Exercise prompt ->
Your task is to copy each line of the material below that includes "preparando".

◆ ◆ ◆ ◆ ◆ ◆ ◆

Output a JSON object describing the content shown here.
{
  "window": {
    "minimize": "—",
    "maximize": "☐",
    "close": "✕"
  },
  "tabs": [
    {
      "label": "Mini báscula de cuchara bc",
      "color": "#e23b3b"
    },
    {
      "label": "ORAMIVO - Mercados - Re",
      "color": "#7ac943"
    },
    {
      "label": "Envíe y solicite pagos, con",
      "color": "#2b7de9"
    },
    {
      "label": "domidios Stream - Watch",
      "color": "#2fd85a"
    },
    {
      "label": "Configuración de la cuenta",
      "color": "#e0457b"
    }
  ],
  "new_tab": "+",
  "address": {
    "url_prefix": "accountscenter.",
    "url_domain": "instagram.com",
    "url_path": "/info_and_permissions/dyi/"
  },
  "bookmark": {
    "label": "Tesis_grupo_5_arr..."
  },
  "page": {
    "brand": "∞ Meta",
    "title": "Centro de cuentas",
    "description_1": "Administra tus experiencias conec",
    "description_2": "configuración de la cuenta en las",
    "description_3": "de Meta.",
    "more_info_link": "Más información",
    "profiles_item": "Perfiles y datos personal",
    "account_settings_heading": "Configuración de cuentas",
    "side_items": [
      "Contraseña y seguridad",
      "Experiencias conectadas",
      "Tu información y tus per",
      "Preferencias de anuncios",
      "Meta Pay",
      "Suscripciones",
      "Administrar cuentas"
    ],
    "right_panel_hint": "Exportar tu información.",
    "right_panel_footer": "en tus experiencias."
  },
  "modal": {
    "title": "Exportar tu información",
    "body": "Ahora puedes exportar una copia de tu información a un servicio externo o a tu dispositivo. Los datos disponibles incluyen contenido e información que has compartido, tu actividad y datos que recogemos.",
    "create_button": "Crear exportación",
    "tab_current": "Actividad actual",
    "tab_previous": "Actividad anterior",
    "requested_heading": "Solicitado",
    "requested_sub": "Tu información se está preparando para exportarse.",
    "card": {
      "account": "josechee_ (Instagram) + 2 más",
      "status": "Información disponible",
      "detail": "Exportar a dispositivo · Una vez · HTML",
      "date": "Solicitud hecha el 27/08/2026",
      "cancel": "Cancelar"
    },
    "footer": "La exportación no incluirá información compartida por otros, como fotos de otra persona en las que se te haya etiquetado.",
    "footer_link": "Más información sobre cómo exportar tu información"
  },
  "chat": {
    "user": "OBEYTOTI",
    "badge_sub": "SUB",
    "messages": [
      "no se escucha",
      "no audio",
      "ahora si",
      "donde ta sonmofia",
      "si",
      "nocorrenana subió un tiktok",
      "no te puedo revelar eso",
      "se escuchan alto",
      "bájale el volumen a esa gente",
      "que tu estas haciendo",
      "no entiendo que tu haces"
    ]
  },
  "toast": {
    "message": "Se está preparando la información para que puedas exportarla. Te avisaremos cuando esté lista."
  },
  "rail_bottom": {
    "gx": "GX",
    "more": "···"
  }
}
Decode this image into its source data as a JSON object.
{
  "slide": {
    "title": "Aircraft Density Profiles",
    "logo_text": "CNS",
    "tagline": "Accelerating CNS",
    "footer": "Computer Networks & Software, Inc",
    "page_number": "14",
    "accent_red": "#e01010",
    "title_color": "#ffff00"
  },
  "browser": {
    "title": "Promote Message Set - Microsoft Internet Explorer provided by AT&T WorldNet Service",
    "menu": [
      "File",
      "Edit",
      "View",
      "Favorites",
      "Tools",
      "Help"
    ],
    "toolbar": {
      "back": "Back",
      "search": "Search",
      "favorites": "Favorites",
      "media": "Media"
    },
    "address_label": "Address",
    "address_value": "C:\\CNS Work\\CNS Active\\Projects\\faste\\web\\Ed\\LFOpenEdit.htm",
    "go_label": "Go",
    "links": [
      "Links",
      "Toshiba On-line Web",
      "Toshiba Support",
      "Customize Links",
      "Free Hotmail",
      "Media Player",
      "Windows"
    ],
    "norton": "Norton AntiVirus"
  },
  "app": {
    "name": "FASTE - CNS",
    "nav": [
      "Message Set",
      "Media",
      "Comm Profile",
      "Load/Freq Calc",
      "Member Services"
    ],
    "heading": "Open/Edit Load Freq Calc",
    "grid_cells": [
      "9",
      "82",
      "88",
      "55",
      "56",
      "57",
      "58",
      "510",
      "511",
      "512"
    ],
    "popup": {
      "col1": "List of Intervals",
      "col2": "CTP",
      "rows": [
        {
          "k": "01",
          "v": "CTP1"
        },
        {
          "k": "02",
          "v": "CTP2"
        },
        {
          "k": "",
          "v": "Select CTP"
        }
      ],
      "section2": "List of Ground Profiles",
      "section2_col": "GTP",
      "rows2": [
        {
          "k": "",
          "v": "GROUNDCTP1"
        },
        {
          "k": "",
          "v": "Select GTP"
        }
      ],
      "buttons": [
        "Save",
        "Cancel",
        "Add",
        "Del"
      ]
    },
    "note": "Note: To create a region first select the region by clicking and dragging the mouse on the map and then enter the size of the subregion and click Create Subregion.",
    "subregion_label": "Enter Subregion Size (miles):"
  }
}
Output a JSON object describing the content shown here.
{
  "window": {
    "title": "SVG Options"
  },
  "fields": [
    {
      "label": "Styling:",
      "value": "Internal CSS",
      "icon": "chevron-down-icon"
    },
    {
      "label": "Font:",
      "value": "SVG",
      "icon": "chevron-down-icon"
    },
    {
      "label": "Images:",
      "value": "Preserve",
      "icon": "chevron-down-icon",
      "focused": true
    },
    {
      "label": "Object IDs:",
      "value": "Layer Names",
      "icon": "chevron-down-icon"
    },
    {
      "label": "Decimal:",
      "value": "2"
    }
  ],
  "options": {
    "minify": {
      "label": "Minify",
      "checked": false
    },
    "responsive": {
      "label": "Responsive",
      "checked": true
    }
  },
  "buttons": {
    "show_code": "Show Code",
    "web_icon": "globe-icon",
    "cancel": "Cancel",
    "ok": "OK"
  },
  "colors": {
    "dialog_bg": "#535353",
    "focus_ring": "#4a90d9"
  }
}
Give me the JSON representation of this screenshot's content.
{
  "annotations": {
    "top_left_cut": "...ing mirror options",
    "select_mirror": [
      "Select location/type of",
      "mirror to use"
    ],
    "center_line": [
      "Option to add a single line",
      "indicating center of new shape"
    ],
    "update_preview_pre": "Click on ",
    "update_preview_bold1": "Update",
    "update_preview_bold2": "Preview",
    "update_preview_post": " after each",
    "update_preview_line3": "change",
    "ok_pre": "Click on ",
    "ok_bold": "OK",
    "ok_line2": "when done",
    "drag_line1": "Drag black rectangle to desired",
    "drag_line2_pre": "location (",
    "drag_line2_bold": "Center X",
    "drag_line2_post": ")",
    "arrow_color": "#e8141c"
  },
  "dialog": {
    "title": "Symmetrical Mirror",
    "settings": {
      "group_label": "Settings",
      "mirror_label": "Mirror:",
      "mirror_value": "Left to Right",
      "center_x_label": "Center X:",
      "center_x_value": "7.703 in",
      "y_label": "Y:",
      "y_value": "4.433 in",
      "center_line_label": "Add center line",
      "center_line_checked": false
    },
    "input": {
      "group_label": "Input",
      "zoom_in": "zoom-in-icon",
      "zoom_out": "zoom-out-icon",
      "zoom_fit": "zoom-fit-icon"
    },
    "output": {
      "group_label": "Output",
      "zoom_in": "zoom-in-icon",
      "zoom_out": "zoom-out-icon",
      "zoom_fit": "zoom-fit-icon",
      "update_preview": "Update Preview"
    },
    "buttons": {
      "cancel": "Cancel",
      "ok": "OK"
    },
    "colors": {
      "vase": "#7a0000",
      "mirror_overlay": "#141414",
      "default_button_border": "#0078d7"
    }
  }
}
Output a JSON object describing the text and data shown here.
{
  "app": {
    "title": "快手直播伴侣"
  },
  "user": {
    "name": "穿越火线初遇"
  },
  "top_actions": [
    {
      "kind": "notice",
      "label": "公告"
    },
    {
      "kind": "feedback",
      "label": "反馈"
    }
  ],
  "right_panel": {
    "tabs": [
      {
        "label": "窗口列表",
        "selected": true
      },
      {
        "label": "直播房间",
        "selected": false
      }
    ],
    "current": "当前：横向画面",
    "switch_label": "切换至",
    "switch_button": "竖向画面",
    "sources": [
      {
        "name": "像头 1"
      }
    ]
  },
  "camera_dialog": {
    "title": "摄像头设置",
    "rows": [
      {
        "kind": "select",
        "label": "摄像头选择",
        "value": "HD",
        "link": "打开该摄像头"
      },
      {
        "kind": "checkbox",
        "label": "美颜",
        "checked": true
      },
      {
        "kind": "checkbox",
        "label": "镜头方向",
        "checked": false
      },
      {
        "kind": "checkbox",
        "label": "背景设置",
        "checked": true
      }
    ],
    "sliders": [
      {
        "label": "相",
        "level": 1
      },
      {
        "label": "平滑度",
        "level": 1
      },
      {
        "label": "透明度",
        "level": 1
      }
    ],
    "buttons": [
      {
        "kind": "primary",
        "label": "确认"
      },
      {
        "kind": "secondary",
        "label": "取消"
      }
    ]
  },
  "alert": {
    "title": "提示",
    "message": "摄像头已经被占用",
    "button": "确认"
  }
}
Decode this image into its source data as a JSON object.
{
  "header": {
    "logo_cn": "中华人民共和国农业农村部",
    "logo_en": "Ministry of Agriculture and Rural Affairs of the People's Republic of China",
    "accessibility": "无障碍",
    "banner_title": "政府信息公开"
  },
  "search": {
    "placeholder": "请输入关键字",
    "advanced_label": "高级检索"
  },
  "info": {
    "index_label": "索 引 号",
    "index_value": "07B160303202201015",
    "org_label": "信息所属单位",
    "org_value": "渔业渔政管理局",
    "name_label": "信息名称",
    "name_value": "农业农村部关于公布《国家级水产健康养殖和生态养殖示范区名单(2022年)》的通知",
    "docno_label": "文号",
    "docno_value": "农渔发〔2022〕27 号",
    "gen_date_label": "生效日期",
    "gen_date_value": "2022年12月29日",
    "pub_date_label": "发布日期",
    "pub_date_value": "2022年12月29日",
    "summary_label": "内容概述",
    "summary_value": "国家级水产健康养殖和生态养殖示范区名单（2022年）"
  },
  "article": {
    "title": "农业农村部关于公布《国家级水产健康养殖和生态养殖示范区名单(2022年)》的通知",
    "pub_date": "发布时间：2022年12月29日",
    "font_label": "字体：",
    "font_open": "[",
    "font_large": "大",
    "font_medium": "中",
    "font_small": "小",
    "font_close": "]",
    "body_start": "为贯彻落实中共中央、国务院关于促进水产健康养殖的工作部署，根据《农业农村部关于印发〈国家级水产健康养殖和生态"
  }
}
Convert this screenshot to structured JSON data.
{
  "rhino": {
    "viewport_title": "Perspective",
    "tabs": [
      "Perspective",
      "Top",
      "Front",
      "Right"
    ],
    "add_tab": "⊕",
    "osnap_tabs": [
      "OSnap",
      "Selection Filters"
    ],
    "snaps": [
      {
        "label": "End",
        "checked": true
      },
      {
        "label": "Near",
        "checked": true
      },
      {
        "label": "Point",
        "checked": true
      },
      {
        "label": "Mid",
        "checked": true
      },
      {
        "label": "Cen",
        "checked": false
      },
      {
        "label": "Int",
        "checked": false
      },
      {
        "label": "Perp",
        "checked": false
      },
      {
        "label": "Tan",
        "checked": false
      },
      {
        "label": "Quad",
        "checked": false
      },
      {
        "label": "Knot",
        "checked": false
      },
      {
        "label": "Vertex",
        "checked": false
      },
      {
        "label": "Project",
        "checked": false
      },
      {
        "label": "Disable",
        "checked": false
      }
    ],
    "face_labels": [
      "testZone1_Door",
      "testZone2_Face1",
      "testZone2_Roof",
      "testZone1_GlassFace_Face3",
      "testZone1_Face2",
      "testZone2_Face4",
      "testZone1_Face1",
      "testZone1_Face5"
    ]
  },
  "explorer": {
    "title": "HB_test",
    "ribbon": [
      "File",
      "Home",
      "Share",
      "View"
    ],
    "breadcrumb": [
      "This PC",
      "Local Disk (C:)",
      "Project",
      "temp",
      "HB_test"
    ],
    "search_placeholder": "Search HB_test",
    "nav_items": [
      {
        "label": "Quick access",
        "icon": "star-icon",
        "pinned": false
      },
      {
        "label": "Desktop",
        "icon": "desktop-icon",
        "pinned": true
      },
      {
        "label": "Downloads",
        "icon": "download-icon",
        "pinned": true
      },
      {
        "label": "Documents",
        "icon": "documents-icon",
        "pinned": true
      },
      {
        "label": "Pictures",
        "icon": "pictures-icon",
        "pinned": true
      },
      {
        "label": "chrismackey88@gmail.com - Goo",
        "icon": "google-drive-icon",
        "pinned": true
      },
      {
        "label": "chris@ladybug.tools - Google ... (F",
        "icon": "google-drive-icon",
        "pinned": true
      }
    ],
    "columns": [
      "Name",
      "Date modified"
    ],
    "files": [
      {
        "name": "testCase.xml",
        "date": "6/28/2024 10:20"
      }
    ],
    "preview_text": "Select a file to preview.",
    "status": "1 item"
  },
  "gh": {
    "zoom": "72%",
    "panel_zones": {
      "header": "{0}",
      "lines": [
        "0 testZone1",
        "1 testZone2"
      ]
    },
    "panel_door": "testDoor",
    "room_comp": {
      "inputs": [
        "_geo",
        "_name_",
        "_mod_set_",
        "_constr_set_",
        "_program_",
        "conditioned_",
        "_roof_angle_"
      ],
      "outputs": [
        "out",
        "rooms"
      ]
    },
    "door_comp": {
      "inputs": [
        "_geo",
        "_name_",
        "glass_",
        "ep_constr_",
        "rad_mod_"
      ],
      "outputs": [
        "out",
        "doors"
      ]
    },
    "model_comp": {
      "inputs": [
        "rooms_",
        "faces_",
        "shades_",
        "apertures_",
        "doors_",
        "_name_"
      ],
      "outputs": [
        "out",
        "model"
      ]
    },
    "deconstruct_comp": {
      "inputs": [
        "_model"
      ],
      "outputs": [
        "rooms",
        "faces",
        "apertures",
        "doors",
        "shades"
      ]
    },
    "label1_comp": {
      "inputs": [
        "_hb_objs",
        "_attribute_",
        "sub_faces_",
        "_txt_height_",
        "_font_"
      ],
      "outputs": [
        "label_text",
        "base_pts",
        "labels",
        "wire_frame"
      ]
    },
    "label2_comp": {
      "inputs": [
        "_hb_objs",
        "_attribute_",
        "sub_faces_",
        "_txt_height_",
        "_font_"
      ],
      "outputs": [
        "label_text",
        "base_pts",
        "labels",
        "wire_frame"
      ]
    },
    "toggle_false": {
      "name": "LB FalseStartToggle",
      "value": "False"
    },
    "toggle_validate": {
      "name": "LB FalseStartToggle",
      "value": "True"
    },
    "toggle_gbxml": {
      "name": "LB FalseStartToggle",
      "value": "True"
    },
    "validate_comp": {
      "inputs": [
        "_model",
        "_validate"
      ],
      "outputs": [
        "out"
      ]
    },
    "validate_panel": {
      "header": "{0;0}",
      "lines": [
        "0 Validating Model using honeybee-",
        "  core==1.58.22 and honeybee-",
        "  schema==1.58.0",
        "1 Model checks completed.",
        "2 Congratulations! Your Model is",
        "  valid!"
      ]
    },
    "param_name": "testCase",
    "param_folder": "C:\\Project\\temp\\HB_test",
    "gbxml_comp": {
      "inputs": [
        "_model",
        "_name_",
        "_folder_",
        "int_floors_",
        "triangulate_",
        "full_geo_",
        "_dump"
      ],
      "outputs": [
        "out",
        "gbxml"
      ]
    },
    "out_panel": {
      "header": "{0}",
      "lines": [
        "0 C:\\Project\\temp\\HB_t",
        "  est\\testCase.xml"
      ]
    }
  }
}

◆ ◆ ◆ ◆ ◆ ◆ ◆

Solution to this exercise ->
    "requested_sub": "Tu información se está preparando para exportarse.",
    "message": "Se está preparando la información para que puedas exportarla. Te avisaremos cuando esté lista."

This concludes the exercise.